Miller said the US had made its aforementioned policy clear on a number of occasions. He later talked about Nijjar’s killing, which Canada Prime Minister Justin Trudeau alleged was a result of India’s involvement, raising questions on the Narendra Modi-led government’s tactics to silence dissent on foreign soil.

“We have noted the allegations by Prime Minister Trudeau and we are quite concerned by them, and they are such concerning allegations that we think there ought to be a full and fair investigation,” he said, responding to a question regarding India’s allegation of Canada being a “safe haven of terrorists”.

While Canada, he added, had shared its commitment to ensure a thorough probe, the US also believed the “Indian government should cooperate with it”.

Another query directed towards Miller was about the impact of the Nijjar episode on US-India relations.

“We are obviously quite concerned about the situation in Canada. We’ve cooperated closely with our Canadian counterparts, and we have urged India to cooperate in that investigation and we’ll continue to do so,” he said.

When asked if Congresswoman Ilhan Omar had requested a briefing to ascertain if India was involved in acts like Nijjar’s killing in the US as well, Miller denied any knowledge of such a briefing.

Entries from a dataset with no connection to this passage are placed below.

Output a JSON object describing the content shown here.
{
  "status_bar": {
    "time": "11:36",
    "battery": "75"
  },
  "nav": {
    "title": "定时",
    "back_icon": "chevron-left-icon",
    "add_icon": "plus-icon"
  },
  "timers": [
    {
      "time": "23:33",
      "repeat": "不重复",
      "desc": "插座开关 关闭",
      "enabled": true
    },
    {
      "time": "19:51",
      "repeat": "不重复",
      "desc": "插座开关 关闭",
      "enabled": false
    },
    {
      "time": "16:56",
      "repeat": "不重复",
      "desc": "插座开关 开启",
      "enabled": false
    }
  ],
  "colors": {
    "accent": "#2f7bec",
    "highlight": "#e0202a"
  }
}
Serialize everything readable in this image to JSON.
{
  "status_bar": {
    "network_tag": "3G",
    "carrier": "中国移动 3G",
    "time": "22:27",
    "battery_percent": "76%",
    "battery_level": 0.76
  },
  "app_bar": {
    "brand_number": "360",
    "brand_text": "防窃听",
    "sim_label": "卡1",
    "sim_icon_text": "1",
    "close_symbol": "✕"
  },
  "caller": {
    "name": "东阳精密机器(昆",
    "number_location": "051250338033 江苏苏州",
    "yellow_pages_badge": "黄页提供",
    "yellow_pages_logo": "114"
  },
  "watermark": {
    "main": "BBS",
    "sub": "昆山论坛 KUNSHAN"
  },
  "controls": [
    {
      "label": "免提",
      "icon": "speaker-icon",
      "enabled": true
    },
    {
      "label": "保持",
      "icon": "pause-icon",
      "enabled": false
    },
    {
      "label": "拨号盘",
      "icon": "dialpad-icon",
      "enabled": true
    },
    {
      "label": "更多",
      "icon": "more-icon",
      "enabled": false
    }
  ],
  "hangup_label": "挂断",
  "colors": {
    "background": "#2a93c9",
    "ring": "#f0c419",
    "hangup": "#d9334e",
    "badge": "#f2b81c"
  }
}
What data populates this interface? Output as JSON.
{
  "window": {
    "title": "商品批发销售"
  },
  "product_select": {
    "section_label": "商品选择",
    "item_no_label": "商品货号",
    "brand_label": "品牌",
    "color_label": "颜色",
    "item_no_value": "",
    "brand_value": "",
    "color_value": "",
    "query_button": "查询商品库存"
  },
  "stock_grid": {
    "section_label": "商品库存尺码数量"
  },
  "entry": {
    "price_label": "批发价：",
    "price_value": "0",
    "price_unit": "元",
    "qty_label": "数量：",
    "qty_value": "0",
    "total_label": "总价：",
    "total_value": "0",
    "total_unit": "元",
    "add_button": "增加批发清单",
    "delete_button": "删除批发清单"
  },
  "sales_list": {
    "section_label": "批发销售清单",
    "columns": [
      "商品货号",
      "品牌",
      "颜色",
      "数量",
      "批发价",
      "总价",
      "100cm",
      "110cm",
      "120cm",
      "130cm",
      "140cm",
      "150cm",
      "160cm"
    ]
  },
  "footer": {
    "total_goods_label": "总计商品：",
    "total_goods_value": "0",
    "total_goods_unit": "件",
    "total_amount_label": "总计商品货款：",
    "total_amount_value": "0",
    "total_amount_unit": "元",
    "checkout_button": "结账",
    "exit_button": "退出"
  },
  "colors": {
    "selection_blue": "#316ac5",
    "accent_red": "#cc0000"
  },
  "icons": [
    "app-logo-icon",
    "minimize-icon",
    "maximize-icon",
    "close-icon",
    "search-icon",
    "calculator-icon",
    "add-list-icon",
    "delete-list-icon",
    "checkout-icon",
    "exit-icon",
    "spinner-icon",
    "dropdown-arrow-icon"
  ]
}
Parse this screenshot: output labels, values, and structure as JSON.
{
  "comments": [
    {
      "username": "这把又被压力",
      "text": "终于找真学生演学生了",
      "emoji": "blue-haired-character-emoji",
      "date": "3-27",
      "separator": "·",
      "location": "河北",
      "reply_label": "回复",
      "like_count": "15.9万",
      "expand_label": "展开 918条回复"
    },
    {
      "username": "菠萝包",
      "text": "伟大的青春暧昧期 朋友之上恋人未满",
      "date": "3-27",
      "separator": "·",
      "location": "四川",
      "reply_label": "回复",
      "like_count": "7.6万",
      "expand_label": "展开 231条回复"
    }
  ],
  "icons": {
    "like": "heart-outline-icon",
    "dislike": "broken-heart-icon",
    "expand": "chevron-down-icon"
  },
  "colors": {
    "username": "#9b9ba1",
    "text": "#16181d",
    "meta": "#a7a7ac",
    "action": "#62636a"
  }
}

He maintained that India remains an important partner of the United States. “We work with them on a number of issues. But of course we — on this matter, we urge them to cooperate with the Canadian investigation,” the spokesperson added.